> Input
[Start of Attachment]

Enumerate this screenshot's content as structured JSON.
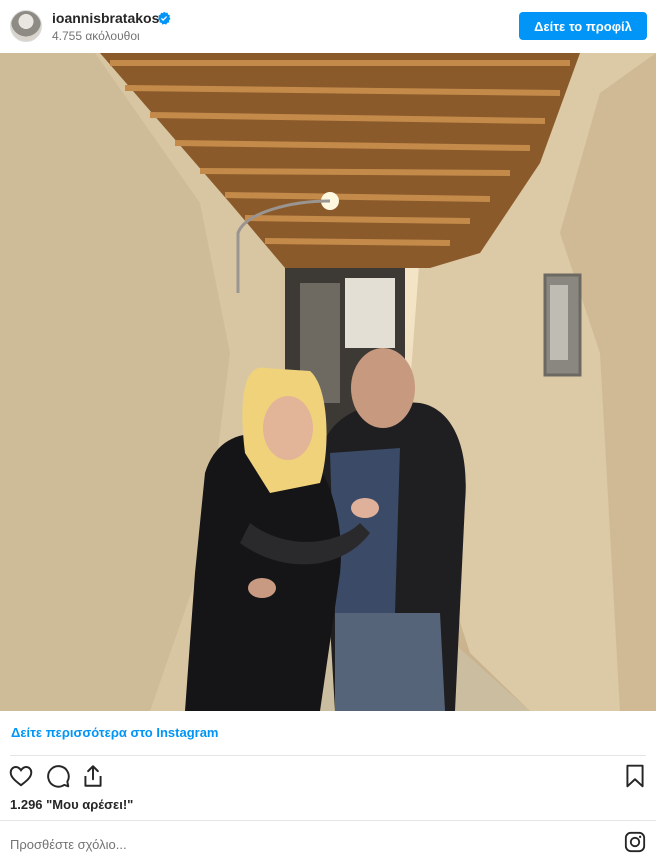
{
  "header": {
    "username": "ioannisbratakos",
    "verified_icon": "verified-badge-icon",
    "followers": "4.755 ακόλουθοι",
    "view_profile_label": "Δείτε το προφίλ"
  },
  "post": {
    "image_alt": "Δύο άτομα σε στενό δρομάκι",
    "more_link": "Δείτε περισσότερα στο Instagram",
    "likes": "1.296 \"Μου αρέσει!\"",
    "comment_placeholder": "Προσθέστε σχόλιο..."
  },
  "icons": {
    "like": "heart-icon",
    "comment": "comment-icon",
    "share": "share-icon",
    "save": "bookmark-icon",
    "instagram": "instagram-icon"
  },
  "colors": {
    "accent": "#0095f6",
    "text": "#262626",
    "muted": "#737373"
  }
}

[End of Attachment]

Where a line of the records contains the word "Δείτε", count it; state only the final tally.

> Finished exercise
2